The May Festival will take place
May 4 to 7 inclusive-six concerts,
Thursday, Friday, Saturday and
Sunday evenings at 8:30; and Sat-
urday and Sunday afternoons at
Season tickets: $10.80 and $9.60
(20% tax included). Now on sale
at the offices of the University
Musical Society, Charles A. Sink,
President, Burton Memorial Tow..
Faculty Concert. Music for two
pianos will be presented by Mary
Fishburne and Ava Comin Case,
members of the. School of Music
faculty, on Sunday, Feb. 19, 8:30

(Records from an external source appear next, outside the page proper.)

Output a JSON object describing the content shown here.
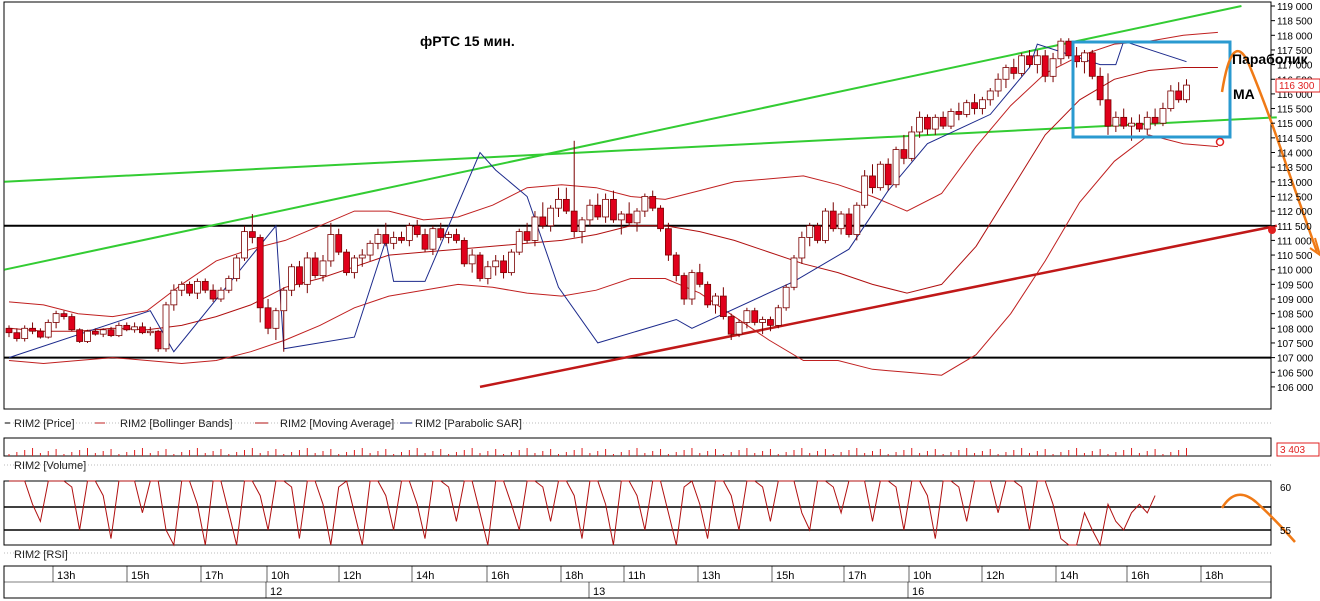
{
  "chart_title": "фРТС   15 мин.",
  "annotations": {
    "parabolic": "Параболик",
    "ma": "MA"
  },
  "price_panel": {
    "legend": [
      "RIM2 [Price]",
      "RIM2 [Bollinger Bands]",
      "RIM2 [Moving Average]",
      "RIM2 [Parabolic SAR]"
    ],
    "y_ticks": [
      "119 000",
      "118 500",
      "118 000",
      "117 500",
      "117 000",
      "116 500",
      "116 000",
      "115 500",
      "115 000",
      "114 500",
      "114 000",
      "113 500",
      "113 000",
      "112 500",
      "112 000",
      "111 500",
      "111 000",
      "110 500",
      "110 000",
      "109 500",
      "109 000",
      "108 500",
      "108 000",
      "107 500",
      "107 000",
      "106 500",
      "106 000"
    ],
    "last_price": "116 300"
  },
  "volume_panel": {
    "legend": "RIM2 [Volume]",
    "last_value": "3 403"
  },
  "rsi_panel": {
    "legend": "RIM2 [RSI]",
    "y_ticks": [
      "60",
      "55"
    ]
  },
  "time_axis": {
    "hours": [
      "13h",
      "15h",
      "17h",
      "10h",
      "12h",
      "14h",
      "16h",
      "18h",
      "11h",
      "13h",
      "15h",
      "17h",
      "10h",
      "12h",
      "14h",
      "16h",
      "18h"
    ],
    "days": [
      "12",
      "13",
      "16"
    ]
  },
  "colors": {
    "up": "#ffffff",
    "down": "#e0001b",
    "bollinger": "#c02020",
    "ma": "#b01010",
    "sar": "#1c2a8c",
    "green_line": "#33cc33",
    "red_trend": "#c01818",
    "box": "#2a9ad0",
    "forecast": "#f07a16"
  },
  "chart_data": {
    "type": "candlestick",
    "title": "фРТС   15 мин.",
    "series_names": [
      "RIM2 [Price]",
      "RIM2 [Bollinger Bands]",
      "RIM2 [Moving Average]",
      "RIM2 [Parabolic SAR]",
      "RIM2 [Volume]",
      "RIM2 [RSI]"
    ],
    "ylim": [
      106000,
      119000
    ],
    "horizontal_levels": [
      111500,
      107000
    ],
    "last_price": 116300,
    "rsi_levels": [
      58,
      56
    ],
    "candles": [
      [
        108000,
        108100,
        107700,
        107850
      ],
      [
        107850,
        108000,
        107550,
        107650
      ],
      [
        107650,
        108100,
        107550,
        108000
      ],
      [
        108000,
        108200,
        107800,
        107900
      ],
      [
        107900,
        108000,
        107650,
        107700
      ],
      [
        107700,
        108300,
        107650,
        108200
      ],
      [
        108200,
        108600,
        108000,
        108500
      ],
      [
        108500,
        108600,
        108300,
        108400
      ],
      [
        108400,
        108500,
        107900,
        107950
      ],
      [
        107950,
        108000,
        107500,
        107550
      ],
      [
        107550,
        107950,
        107500,
        107900
      ],
      [
        107900,
        108000,
        107750,
        107800
      ],
      [
        107800,
        108000,
        107700,
        107950
      ],
      [
        107950,
        108050,
        107700,
        107750
      ],
      [
        107750,
        108200,
        107700,
        108100
      ],
      [
        108100,
        108200,
        107900,
        107950
      ],
      [
        107950,
        108200,
        107850,
        108050
      ],
      [
        108050,
        108200,
        107800,
        107850
      ],
      [
        107850,
        108050,
        107750,
        107900
      ],
      [
        107900,
        107950,
        107200,
        107300
      ],
      [
        107300,
        108900,
        107200,
        108800
      ],
      [
        108800,
        109500,
        108600,
        109300
      ],
      [
        109300,
        109600,
        109100,
        109500
      ],
      [
        109500,
        109600,
        109100,
        109200
      ],
      [
        109200,
        109700,
        109000,
        109600
      ],
      [
        109600,
        109700,
        109200,
        109300
      ],
      [
        109300,
        109500,
        108900,
        109000
      ],
      [
        109000,
        109400,
        108900,
        109300
      ],
      [
        109300,
        109800,
        109200,
        109700
      ],
      [
        109700,
        110500,
        109600,
        110400
      ],
      [
        110400,
        111500,
        110300,
        111300
      ],
      [
        111300,
        111900,
        110900,
        111100
      ],
      [
        111100,
        111200,
        108200,
        108700
      ],
      [
        108700,
        109000,
        107800,
        108000
      ],
      [
        108000,
        108700,
        107600,
        108600
      ],
      [
        108600,
        109400,
        107200,
        109300
      ],
      [
        109300,
        110200,
        109100,
        110100
      ],
      [
        110100,
        110300,
        109400,
        109500
      ],
      [
        109500,
        110600,
        109200,
        110400
      ],
      [
        110400,
        110600,
        109700,
        109800
      ],
      [
        109800,
        110500,
        109600,
        110300
      ],
      [
        110300,
        111600,
        110100,
        111200
      ],
      [
        111200,
        111400,
        110500,
        110600
      ],
      [
        110600,
        110700,
        109800,
        109900
      ],
      [
        109900,
        110500,
        109700,
        110400
      ],
      [
        110400,
        110700,
        110100,
        110500
      ],
      [
        110500,
        111000,
        110300,
        110900
      ],
      [
        110900,
        111400,
        110700,
        111200
      ],
      [
        111200,
        111600,
        110800,
        110900
      ],
      [
        110900,
        111300,
        110700,
        111100
      ],
      [
        111100,
        111300,
        110900,
        111000
      ],
      [
        111000,
        111600,
        110800,
        111500
      ],
      [
        111500,
        111700,
        111100,
        111200
      ],
      [
        111200,
        111400,
        110600,
        110700
      ],
      [
        110700,
        111500,
        110500,
        111400
      ],
      [
        111400,
        111600,
        111000,
        111100
      ],
      [
        111100,
        111300,
        110900,
        111200
      ],
      [
        111200,
        111400,
        110900,
        111000
      ],
      [
        111000,
        111100,
        110100,
        110200
      ],
      [
        110200,
        110700,
        109900,
        110500
      ],
      [
        110500,
        110600,
        109600,
        109700
      ],
      [
        109700,
        110300,
        109500,
        110100
      ],
      [
        110100,
        110500,
        109800,
        110300
      ],
      [
        110300,
        110500,
        109700,
        109900
      ],
      [
        109900,
        110700,
        109800,
        110600
      ],
      [
        110600,
        111400,
        110500,
        111300
      ],
      [
        111300,
        111600,
        110900,
        111000
      ],
      [
        111000,
        112000,
        110800,
        111800
      ],
      [
        111800,
        112300,
        111400,
        111500
      ],
      [
        111500,
        112200,
        111300,
        112100
      ],
      [
        112100,
        112800,
        111800,
        112400
      ],
      [
        112400,
        112800,
        111900,
        112000
      ],
      [
        112000,
        114400,
        111100,
        111300
      ],
      [
        111300,
        111800,
        110900,
        111700
      ],
      [
        111700,
        112400,
        111500,
        112200
      ],
      [
        112200,
        112600,
        111700,
        111800
      ],
      [
        111800,
        112600,
        111600,
        112400
      ],
      [
        112400,
        112700,
        111600,
        111700
      ],
      [
        111700,
        112000,
        111200,
        111900
      ],
      [
        111900,
        112300,
        111500,
        111600
      ],
      [
        111600,
        112100,
        111300,
        112000
      ],
      [
        112000,
        112600,
        111800,
        112500
      ],
      [
        112500,
        112700,
        112000,
        112100
      ],
      [
        112100,
        112200,
        111300,
        111400
      ],
      [
        111400,
        111600,
        110300,
        110500
      ],
      [
        110500,
        110600,
        109600,
        109800
      ],
      [
        109800,
        109900,
        108800,
        109000
      ],
      [
        109000,
        110000,
        108800,
        109900
      ],
      [
        109900,
        110200,
        109400,
        109500
      ],
      [
        109500,
        109600,
        108700,
        108800
      ],
      [
        108800,
        109200,
        108500,
        109100
      ],
      [
        109100,
        109400,
        108300,
        108400
      ],
      [
        108400,
        108500,
        107600,
        107800
      ],
      [
        107800,
        108300,
        107700,
        108200
      ],
      [
        108200,
        108700,
        108000,
        108600
      ],
      [
        108600,
        108700,
        108100,
        108200
      ],
      [
        108200,
        108400,
        107800,
        108300
      ],
      [
        108300,
        108400,
        107900,
        108100
      ],
      [
        108100,
        108800,
        108000,
        108700
      ],
      [
        108700,
        109500,
        108600,
        109400
      ],
      [
        109400,
        110500,
        109300,
        110400
      ],
      [
        110400,
        111300,
        110200,
        111100
      ],
      [
        111100,
        111600,
        110800,
        111500
      ],
      [
        111500,
        111600,
        110900,
        111000
      ],
      [
        111000,
        112100,
        110900,
        112000
      ],
      [
        112000,
        112300,
        111300,
        111400
      ],
      [
        111400,
        112000,
        111200,
        111900
      ],
      [
        111900,
        112100,
        111100,
        111200
      ],
      [
        111200,
        112300,
        111000,
        112200
      ],
      [
        112200,
        113400,
        112100,
        113200
      ],
      [
        113200,
        113600,
        112600,
        112800
      ],
      [
        112800,
        113700,
        112700,
        113600
      ],
      [
        113600,
        113800,
        112700,
        112900
      ],
      [
        112900,
        114200,
        112800,
        114100
      ],
      [
        114100,
        114600,
        113600,
        113800
      ],
      [
        113800,
        114900,
        113700,
        114700
      ],
      [
        114700,
        115400,
        114500,
        115200
      ],
      [
        115200,
        115300,
        114600,
        114800
      ],
      [
        114800,
        115300,
        114600,
        115200
      ],
      [
        115200,
        115400,
        114800,
        114900
      ],
      [
        114900,
        115500,
        114800,
        115400
      ],
      [
        115400,
        115700,
        115100,
        115300
      ],
      [
        115300,
        115800,
        115200,
        115700
      ],
      [
        115700,
        116000,
        115300,
        115500
      ],
      [
        115500,
        115900,
        115300,
        115800
      ],
      [
        115800,
        116200,
        115600,
        116100
      ],
      [
        116100,
        116700,
        115900,
        116500
      ],
      [
        116500,
        117000,
        116200,
        116900
      ],
      [
        116900,
        117200,
        116500,
        116700
      ],
      [
        116700,
        117400,
        116600,
        117300
      ],
      [
        117300,
        117500,
        116900,
        117000
      ],
      [
        117000,
        117500,
        116700,
        117300
      ],
      [
        117300,
        117500,
        116400,
        116600
      ],
      [
        116600,
        117400,
        116400,
        117200
      ],
      [
        117200,
        117900,
        117000,
        117800
      ],
      [
        117800,
        117900,
        117200,
        117300
      ],
      [
        117300,
        117600,
        116900,
        117100
      ],
      [
        117100,
        117500,
        116700,
        117400
      ],
      [
        117400,
        117500,
        116500,
        116600
      ],
      [
        116600,
        116900,
        115600,
        115800
      ],
      [
        115800,
        116700,
        114600,
        114900
      ],
      [
        114900,
        115400,
        114700,
        115200
      ],
      [
        115200,
        115500,
        114800,
        114900
      ],
      [
        114900,
        115200,
        114400,
        115000
      ],
      [
        115000,
        115300,
        114700,
        114800
      ],
      [
        114800,
        115400,
        114600,
        115200
      ],
      [
        115200,
        115500,
        114900,
        115000
      ],
      [
        115000,
        115700,
        114900,
        115500
      ],
      [
        115500,
        116300,
        115400,
        116100
      ],
      [
        116100,
        116400,
        115700,
        115800
      ],
      [
        115800,
        116500,
        115700,
        116300
      ]
    ],
    "bb_upper": [
      108900,
      108800,
      108500,
      108400,
      108600,
      109500,
      110300,
      110700,
      111000,
      111500,
      112000,
      112000,
      111700,
      111800,
      112200,
      112800,
      112900,
      112800,
      112500,
      112400,
      112700,
      113000,
      113100,
      113200,
      112900,
      112500,
      112000,
      112600,
      114200,
      115600,
      116700,
      117300,
      117700,
      117800,
      118000,
      118100
    ],
    "bb_mid": [
      108000,
      107900,
      107900,
      108000,
      107950,
      108100,
      108400,
      108800,
      109400,
      109700,
      110100,
      110500,
      110600,
      110700,
      110800,
      110900,
      111000,
      111200,
      111500,
      111500,
      111300,
      111000,
      110600,
      110200,
      109900,
      109500,
      109200,
      109500,
      110800,
      112700,
      114600,
      115800,
      116500,
      116800,
      116900,
      116900
    ],
    "bb_lower": [
      106900,
      106800,
      106900,
      107000,
      106900,
      106800,
      106900,
      107200,
      107600,
      108100,
      108700,
      109100,
      109300,
      109500,
      109400,
      109200,
      109100,
      109300,
      109700,
      109700,
      109200,
      108400,
      107600,
      106900,
      106900,
      106600,
      106500,
      106400,
      107100,
      108500,
      110300,
      112300,
      113700,
      114600,
      114300,
      114200
    ],
    "sar": [
      [
        0,
        107000
      ],
      [
        18,
        108600
      ],
      [
        21,
        107200
      ],
      [
        34,
        111500
      ],
      [
        35,
        107300
      ],
      [
        44,
        107700
      ],
      [
        48,
        111000
      ],
      [
        49,
        109600
      ],
      [
        53,
        109600
      ],
      [
        60,
        114000
      ],
      [
        62,
        113400
      ],
      [
        66,
        112500
      ],
      [
        70,
        109400
      ],
      [
        75,
        107500
      ],
      [
        85,
        108300
      ],
      [
        87,
        108000
      ],
      [
        100,
        109600
      ],
      [
        107,
        110700
      ],
      [
        112,
        112700
      ],
      [
        117,
        114300
      ],
      [
        125,
        115300
      ],
      [
        130,
        116900
      ],
      [
        131,
        117700
      ],
      [
        139,
        117000
      ],
      [
        141,
        117000
      ],
      [
        142,
        117800
      ],
      [
        150,
        117100
      ]
    ],
    "rsi": [
      65,
      64,
      62,
      58,
      56,
      63,
      68,
      66,
      60,
      55,
      63,
      67,
      59,
      54,
      62,
      66,
      61,
      57,
      64,
      69,
      55,
      52,
      63,
      67,
      58,
      53,
      61,
      66,
      57,
      52,
      64,
      68,
      59,
      55,
      62,
      67,
      60,
      54,
      63,
      66,
      58,
      52,
      60,
      65,
      57,
      53,
      62,
      67,
      59,
      55,
      61,
      66,
      58,
      54,
      63,
      68,
      60,
      56,
      62,
      65,
      57,
      53,
      61,
      66,
      58,
      55,
      63,
      69,
      60,
      56,
      62,
      67,
      59,
      54,
      61,
      66,
      58,
      53,
      62,
      67,
      59,
      55,
      61,
      64,
      57,
      52,
      60,
      65,
      58,
      54,
      61,
      66,
      59,
      55,
      62,
      67,
      60,
      56,
      63,
      68,
      61,
      57,
      55,
      62,
      66,
      60,
      57,
      63,
      68,
      61,
      56,
      62,
      67,
      60,
      55,
      61,
      66,
      59,
      54,
      62,
      67,
      60,
      56,
      63,
      68,
      61,
      57,
      62,
      66,
      60,
      55,
      61,
      65,
      58,
      54,
      52,
      50,
      57,
      55,
      53,
      58,
      56,
      55,
      57,
      58,
      57,
      59
    ]
  }
}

p.m., in Lydia Mendelssohn The-
ater. The program will include
Handel's Musetta, Concerto in C
minor by Bach; Rondo, Op. 73 by
Chopin, six pieces from the Alice
in Wonderland Suite by Simmons,
Good morning, Mom....
Is everything working
al! right? The ice box?
Your vacuum cleaner?-
1 ... 1 guess
so, dear . .
That's fine. My Fairy Godfather had a little
trouble with the Pixies who make things
run around here. They got mad at him and-
1 guess all executives
have problems with their
help from time to time-
That's what Mr. O'Malley said,
John! Pop. I'm glad you realize it's
Don't- pretty hard work being a Fairy
Godfather in charge of a house.
You mustn't kid with Barnabv about
.Caket Jvi~ u "I t ,. l $ t, flpug Ij -